According to sources I believe to be reliable, his ancestors are documented to be:
1 Meir Zurich d. 1345
2 Baruch ben Meir Zurich b. 1319 d. 1382
m. Guetlin - Kalonoymos b. 1328 d. 1417
[daughter of Smoe (Samuel) ben Baruch and Name Unknown]
3 Lemlin ben Baruch b. 1355 Burgau (D) d. 1410
m. Zuerlin Unknown b. 1360 d. 1436
[daughter of Baruch ben Meir Zurich and Guetlin - Kalonoymos]
4 Falk ben Lemlin b. 1390 Augsburg, Bavaria (D) d. 1465 Ulm, Baden-Württemberg (D)
m. Name Unknown
5 Schmuel (Samuel) ben Falk b. 1418 Augsburg (D) d. 1478
m. Name Unknown
6 Jechiel ben Schmuel Porto b. 1445 d. 1505
m. Frimes bat Aharon ben Schmuel
7 Elieser Ullmo - Günzburg b. 1477 (P) d. 1544
m. Simche Unknown
8 Simon \ Schimon \ "Seligman" Ulmo - Günzburg b. 1506 Günsburg, Bayern (D) d. 9 Jan 1585 Burgau,
m. Hannele / Händel bat R. Isaak Linz m. ABT 1550 d. 1 Nov 1593
[daughter of Rabbi Isaak Linz ben Eljakim - Linz and Tserlin Unknown]
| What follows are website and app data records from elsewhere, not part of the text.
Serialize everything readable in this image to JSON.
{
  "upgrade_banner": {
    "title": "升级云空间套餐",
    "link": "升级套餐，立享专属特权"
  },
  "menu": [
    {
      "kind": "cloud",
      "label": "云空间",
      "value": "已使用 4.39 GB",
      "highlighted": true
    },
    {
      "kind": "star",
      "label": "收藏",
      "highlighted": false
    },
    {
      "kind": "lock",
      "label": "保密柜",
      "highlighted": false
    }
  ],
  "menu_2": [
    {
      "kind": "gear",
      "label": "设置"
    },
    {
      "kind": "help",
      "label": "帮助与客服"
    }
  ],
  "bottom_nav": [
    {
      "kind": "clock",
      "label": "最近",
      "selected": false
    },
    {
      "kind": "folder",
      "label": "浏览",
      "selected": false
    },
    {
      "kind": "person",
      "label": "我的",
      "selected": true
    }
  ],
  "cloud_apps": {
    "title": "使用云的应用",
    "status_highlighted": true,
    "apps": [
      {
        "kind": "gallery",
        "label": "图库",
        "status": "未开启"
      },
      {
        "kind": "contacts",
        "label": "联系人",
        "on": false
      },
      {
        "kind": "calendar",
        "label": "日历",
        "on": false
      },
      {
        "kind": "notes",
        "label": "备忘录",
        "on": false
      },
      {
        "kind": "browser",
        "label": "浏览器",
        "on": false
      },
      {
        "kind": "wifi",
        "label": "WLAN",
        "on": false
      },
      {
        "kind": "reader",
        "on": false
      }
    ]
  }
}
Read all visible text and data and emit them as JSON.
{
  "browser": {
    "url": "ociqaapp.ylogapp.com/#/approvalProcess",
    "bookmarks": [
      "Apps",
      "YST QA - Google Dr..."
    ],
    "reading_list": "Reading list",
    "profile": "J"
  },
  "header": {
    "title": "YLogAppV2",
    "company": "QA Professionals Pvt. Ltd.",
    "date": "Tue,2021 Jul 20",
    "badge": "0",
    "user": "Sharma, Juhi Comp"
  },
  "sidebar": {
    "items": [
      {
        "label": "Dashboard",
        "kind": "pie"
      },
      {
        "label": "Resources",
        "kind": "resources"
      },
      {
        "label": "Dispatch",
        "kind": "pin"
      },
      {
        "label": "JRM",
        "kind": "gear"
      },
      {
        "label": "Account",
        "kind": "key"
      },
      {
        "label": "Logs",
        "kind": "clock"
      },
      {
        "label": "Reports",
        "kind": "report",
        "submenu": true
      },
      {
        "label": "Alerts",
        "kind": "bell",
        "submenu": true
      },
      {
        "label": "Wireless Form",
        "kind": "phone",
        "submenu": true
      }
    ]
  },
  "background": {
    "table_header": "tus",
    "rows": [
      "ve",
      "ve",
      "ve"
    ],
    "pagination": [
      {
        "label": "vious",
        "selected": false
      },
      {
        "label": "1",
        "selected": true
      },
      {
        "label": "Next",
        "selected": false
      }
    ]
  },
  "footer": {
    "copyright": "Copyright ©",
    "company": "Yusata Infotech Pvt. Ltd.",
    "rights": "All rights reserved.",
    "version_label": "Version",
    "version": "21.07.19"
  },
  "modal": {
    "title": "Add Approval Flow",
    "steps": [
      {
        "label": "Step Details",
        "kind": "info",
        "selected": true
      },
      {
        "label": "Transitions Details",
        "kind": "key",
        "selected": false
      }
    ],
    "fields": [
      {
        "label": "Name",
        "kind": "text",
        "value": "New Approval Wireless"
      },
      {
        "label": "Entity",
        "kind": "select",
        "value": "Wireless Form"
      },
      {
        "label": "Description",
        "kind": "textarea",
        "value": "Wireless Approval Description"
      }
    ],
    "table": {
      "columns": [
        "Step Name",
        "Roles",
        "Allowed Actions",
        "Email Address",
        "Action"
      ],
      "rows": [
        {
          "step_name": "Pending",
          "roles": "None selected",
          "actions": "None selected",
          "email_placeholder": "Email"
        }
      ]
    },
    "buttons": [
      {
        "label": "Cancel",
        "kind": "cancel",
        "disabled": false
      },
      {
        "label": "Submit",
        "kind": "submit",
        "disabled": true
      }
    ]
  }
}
This indicates the family ‘originated’ in what now is Switzerland; and subsequent migrations ultimately brought some of its descendants from the city of Ulm on the Bavarian border to the town of Günzburg in Bavaria. It’s for this reason, Simon Günzburg and several of his immediate descendants, sometimes called themselves "Ulma-Günzburg".